- WHAT YOU ARE ASKED TO DO
Which lines of the records contain the word "structure"? Show each of them.

[Start of Attachment]

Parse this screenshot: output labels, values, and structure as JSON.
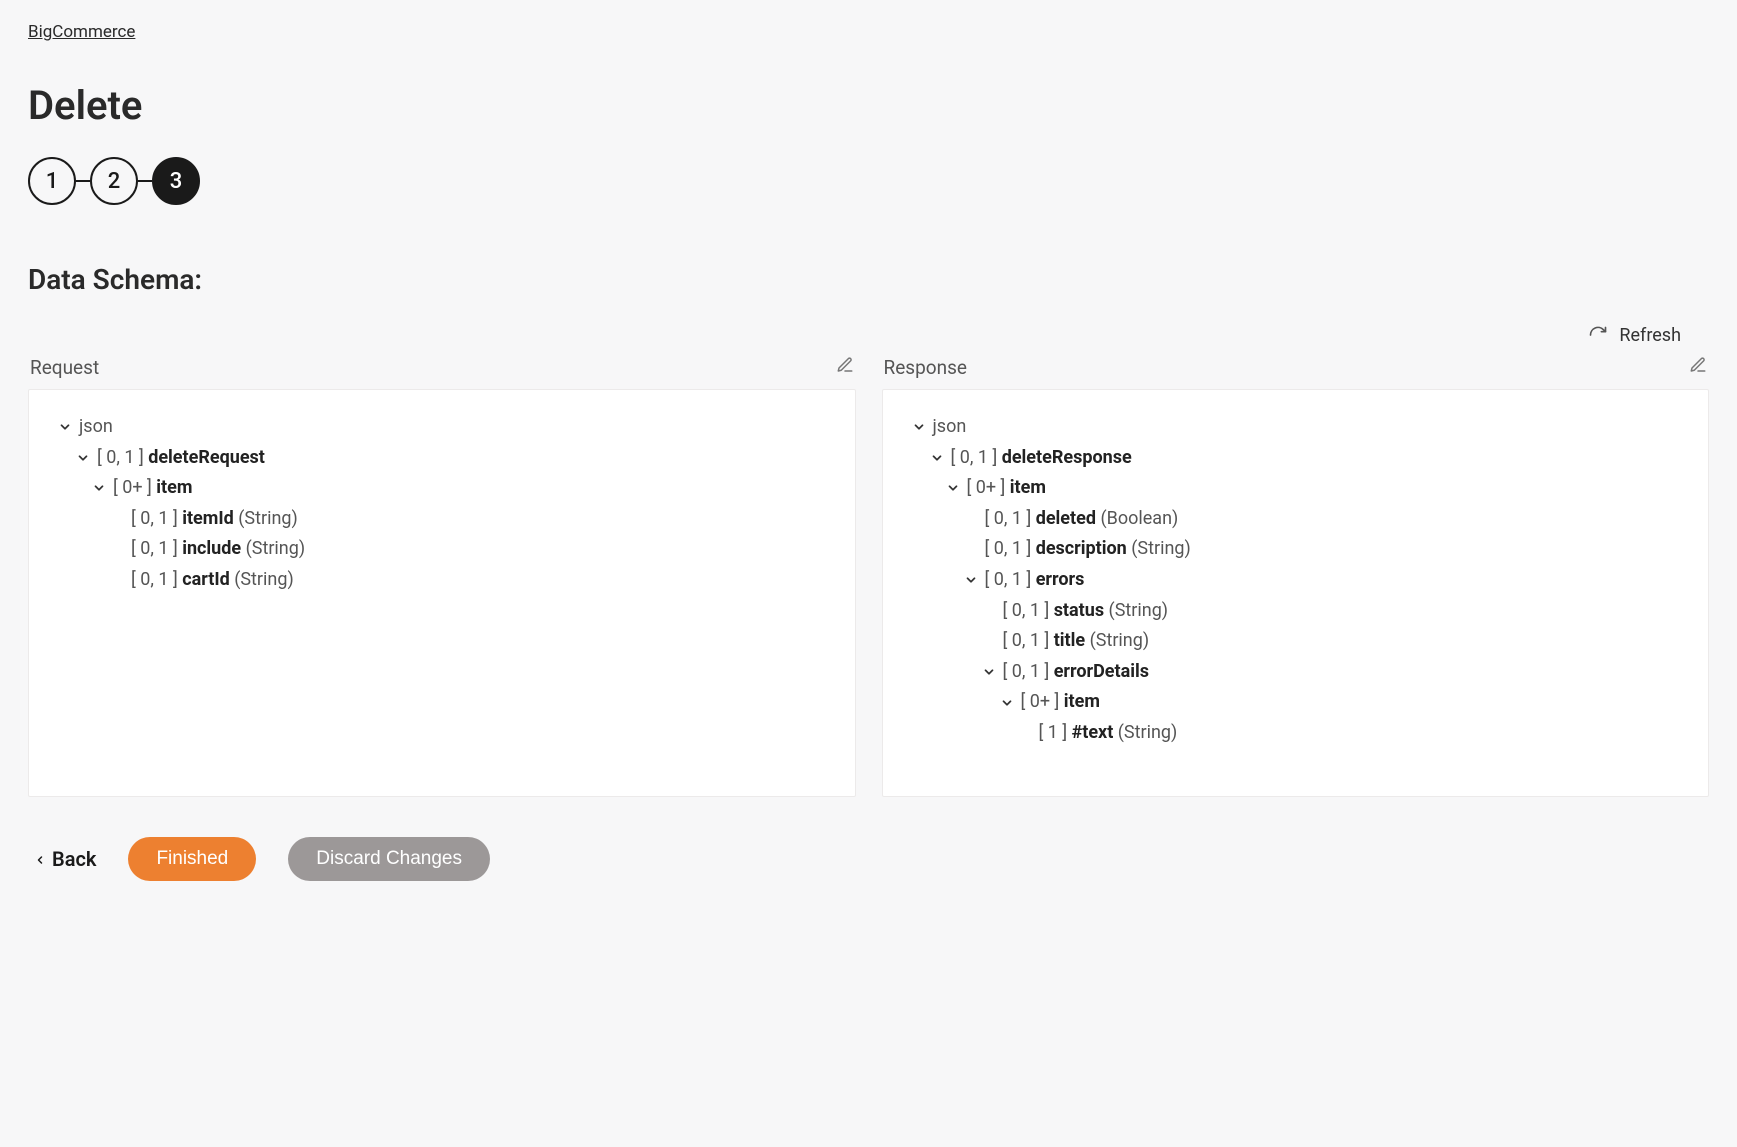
{
  "breadcrumb": "BigCommerce",
  "page_title": "Delete",
  "stepper": {
    "steps": [
      "1",
      "2",
      "3"
    ],
    "active_index": 2
  },
  "section_title": "Data Schema:",
  "refresh_label": "Refresh",
  "panels": {
    "request": {
      "title": "Request",
      "tree": [
        {
          "indent": 0,
          "chevron": true,
          "cardinality": "",
          "name": "json",
          "type": ""
        },
        {
          "indent": 1,
          "chevron": true,
          "cardinality": "[ 0, 1 ]",
          "name": "deleteRequest",
          "type": ""
        },
        {
          "indent": 2,
          "chevron": true,
          "cardinality": "[ 0+ ]",
          "name": "item",
          "type": ""
        },
        {
          "indent": 3,
          "chevron": false,
          "cardinality": "[ 0, 1 ]",
          "name": "itemId",
          "type": "(String)"
        },
        {
          "indent": 3,
          "chevron": false,
          "cardinality": "[ 0, 1 ]",
          "name": "include",
          "type": "(String)"
        },
        {
          "indent": 3,
          "chevron": false,
          "cardinality": "[ 0, 1 ]",
          "name": "cartId",
          "type": "(String)"
        }
      ]
    },
    "response": {
      "title": "Response",
      "tree": [
        {
          "indent": 0,
          "chevron": true,
          "cardinality": "",
          "name": "json",
          "type": ""
        },
        {
          "indent": 1,
          "chevron": true,
          "cardinality": "[ 0, 1 ]",
          "name": "deleteResponse",
          "type": ""
        },
        {
          "indent": 2,
          "chevron": true,
          "cardinality": "[ 0+ ]",
          "name": "item",
          "type": ""
        },
        {
          "indent": 3,
          "chevron": false,
          "cardinality": "[ 0, 1 ]",
          "name": "deleted",
          "type": "(Boolean)"
        },
        {
          "indent": 3,
          "chevron": false,
          "cardinality": "[ 0, 1 ]",
          "name": "description",
          "type": "(String)"
        },
        {
          "indent": 3,
          "chevron": true,
          "cardinality": "[ 0, 1 ]",
          "name": "errors",
          "type": ""
        },
        {
          "indent": 4,
          "chevron": false,
          "cardinality": "[ 0, 1 ]",
          "name": "status",
          "type": "(String)"
        },
        {
          "indent": 4,
          "chevron": false,
          "cardinality": "[ 0, 1 ]",
          "name": "title",
          "type": "(String)"
        },
        {
          "indent": 4,
          "chevron": true,
          "cardinality": "[ 0, 1 ]",
          "name": "errorDetails",
          "type": ""
        },
        {
          "indent": 5,
          "chevron": true,
          "cardinality": "[ 0+ ]",
          "name": "item",
          "type": ""
        },
        {
          "indent": 6,
          "chevron": false,
          "cardinality": "[ 1 ]",
          "name": "#text",
          "type": "(String)"
        }
      ]
    }
  },
  "footer": {
    "back": "Back",
    "finished": "Finished",
    "discard": "Discard Changes"
  }
}
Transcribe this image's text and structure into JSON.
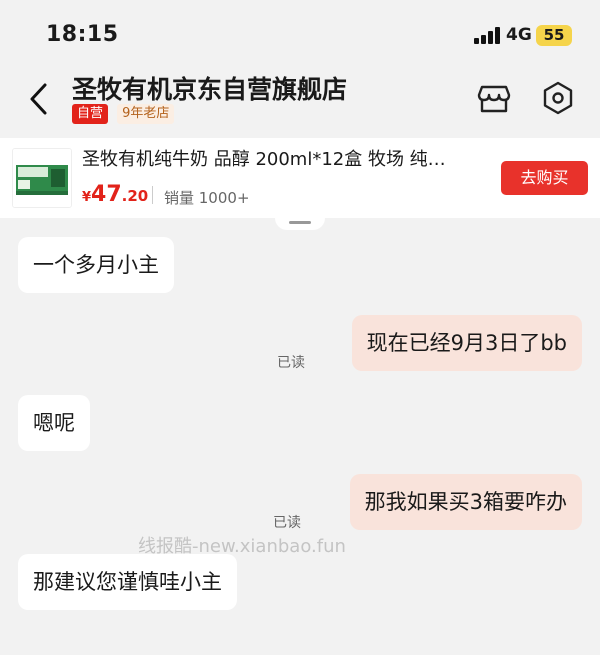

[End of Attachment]

- SOLUTION TO THIS PROBLEM
Parse this screenshot: output labels, values, and structure as JSON.
Transcribe this image's text and structure into JSON.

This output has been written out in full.